▶ **Task to complete**: Lift out each line of the data that holds "CLJC".

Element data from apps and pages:
────────────────
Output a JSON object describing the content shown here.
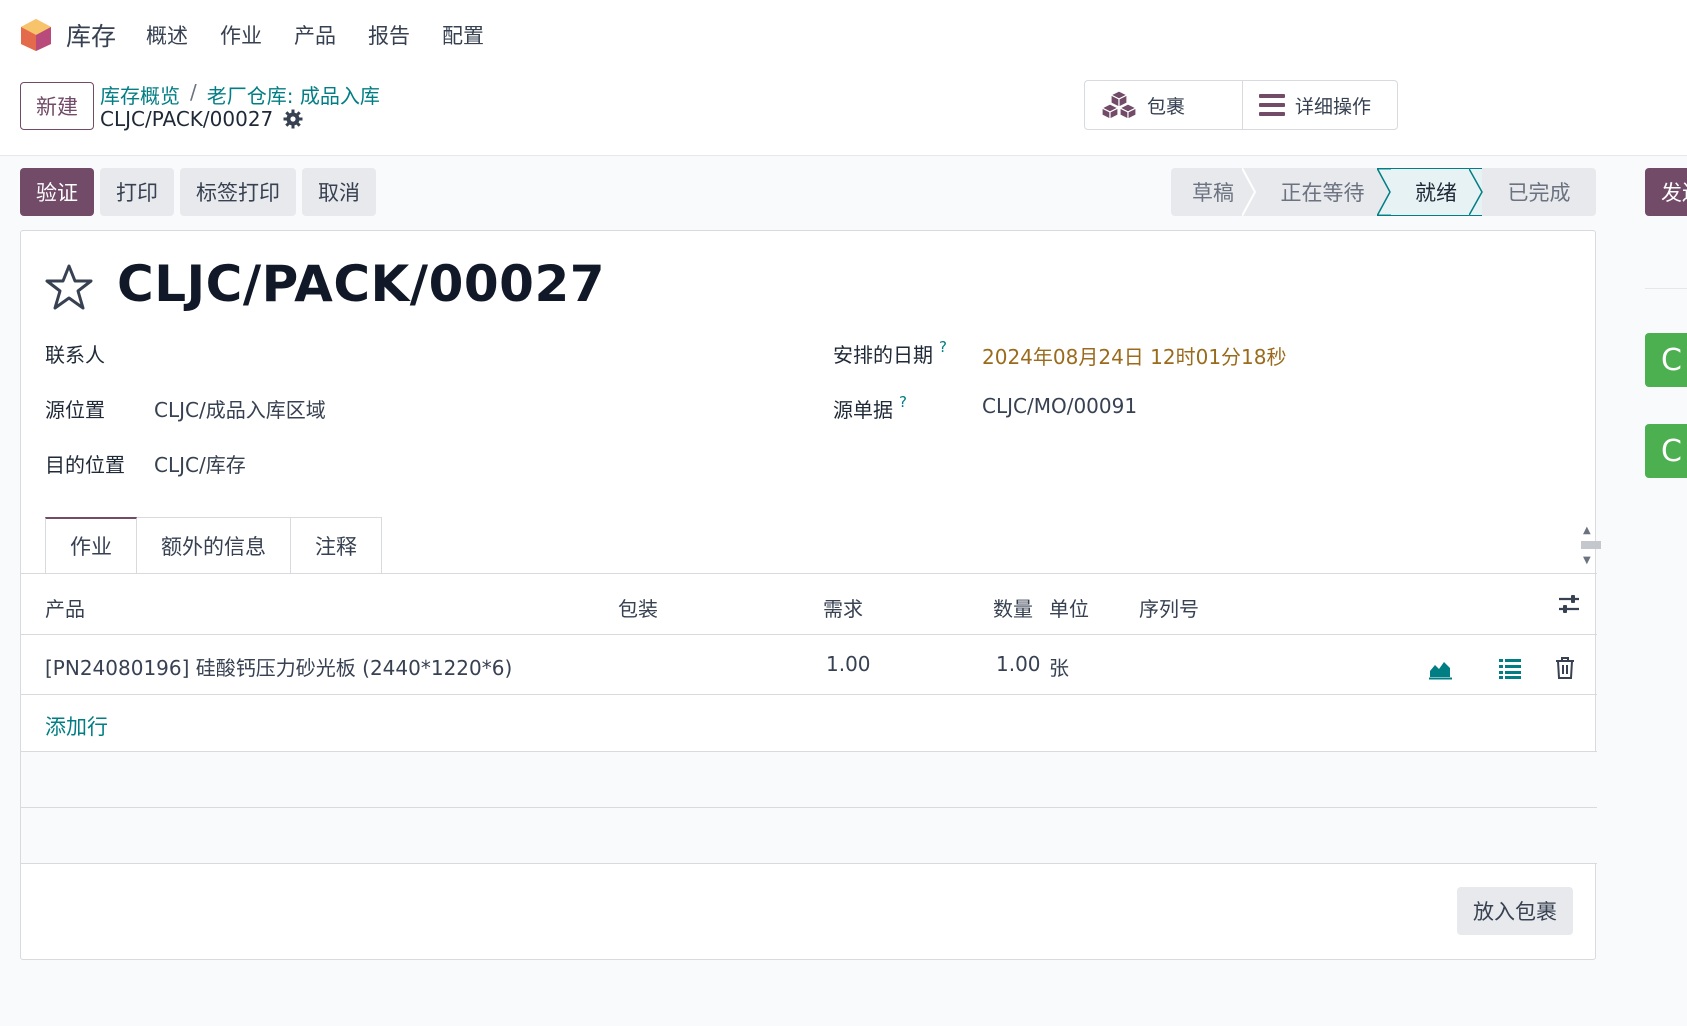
{
  "navbar": {
    "app_name": "库存",
    "menu": [
      "概述",
      "作业",
      "产品",
      "报告",
      "配置"
    ]
  },
  "control_panel": {
    "new_label": "新建",
    "breadcrumb": [
      "库存概览",
      "老厂仓库: 成品入库"
    ],
    "breadcrumb_sep": "/",
    "record_name": "CLJC/PACK/00027",
    "smart_buttons": {
      "package": "包裹",
      "detailed_ops": "详细操作"
    }
  },
  "actions": {
    "validate": "验证",
    "print": "打印",
    "label_print": "标签打印",
    "cancel": "取消",
    "side_button": "发送"
  },
  "statusbar": {
    "stages": [
      "草稿",
      "正在等待",
      "就绪",
      "已完成"
    ],
    "current": "就绪"
  },
  "form": {
    "title": "CLJC/PACK/00027",
    "fields": {
      "contact_label": "联系人",
      "contact_value": "",
      "source_location_label": "源位置",
      "source_location_value": "CLJC/成品入库区域",
      "dest_location_label": "目的位置",
      "dest_location_value": "CLJC/库存",
      "scheduled_date_label": "安排的日期",
      "scheduled_date_value": "2024年08月24日 12时01分18秒",
      "source_document_label": "源单据",
      "source_document_value": "CLJC/MO/00091",
      "help_mark": "?"
    },
    "tabs": [
      "作业",
      "额外的信息",
      "注释"
    ],
    "table": {
      "headers": {
        "product": "产品",
        "packaging": "包装",
        "demand": "需求",
        "quantity": "数量",
        "uom": "单位",
        "serial": "序列号"
      },
      "rows": [
        {
          "product": "[PN24080196] 硅酸钙压力砂光板 (2440*1220*6)",
          "packaging": "",
          "demand": "1.00",
          "quantity": "1.00",
          "uom": "张",
          "serial": ""
        }
      ],
      "add_line": "添加行"
    },
    "put_in_pack": "放入包裹"
  },
  "side_panel": {
    "green_badges": [
      "C",
      "C"
    ]
  },
  "colors": {
    "primary": "#714b67",
    "link": "#017e84",
    "date": "#9a6b1c",
    "success": "#4caf50"
  },
  "icons": [
    "app-logo-icon",
    "gear-icon",
    "boxes-icon",
    "bars-icon",
    "star-icon",
    "settings-sliders-icon",
    "area-chart-icon",
    "list-icon",
    "trash-icon"
  ]
}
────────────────
▶ **The completed task**:
    "record_name": "CLJC/PACK/00027",
    "title": "CLJC/PACK/00027",
      "source_location_value": "CLJC/成品入库区域",
      "dest_location_value": "CLJC/库存",
      "source_document_value": "CLJC/MO/00091",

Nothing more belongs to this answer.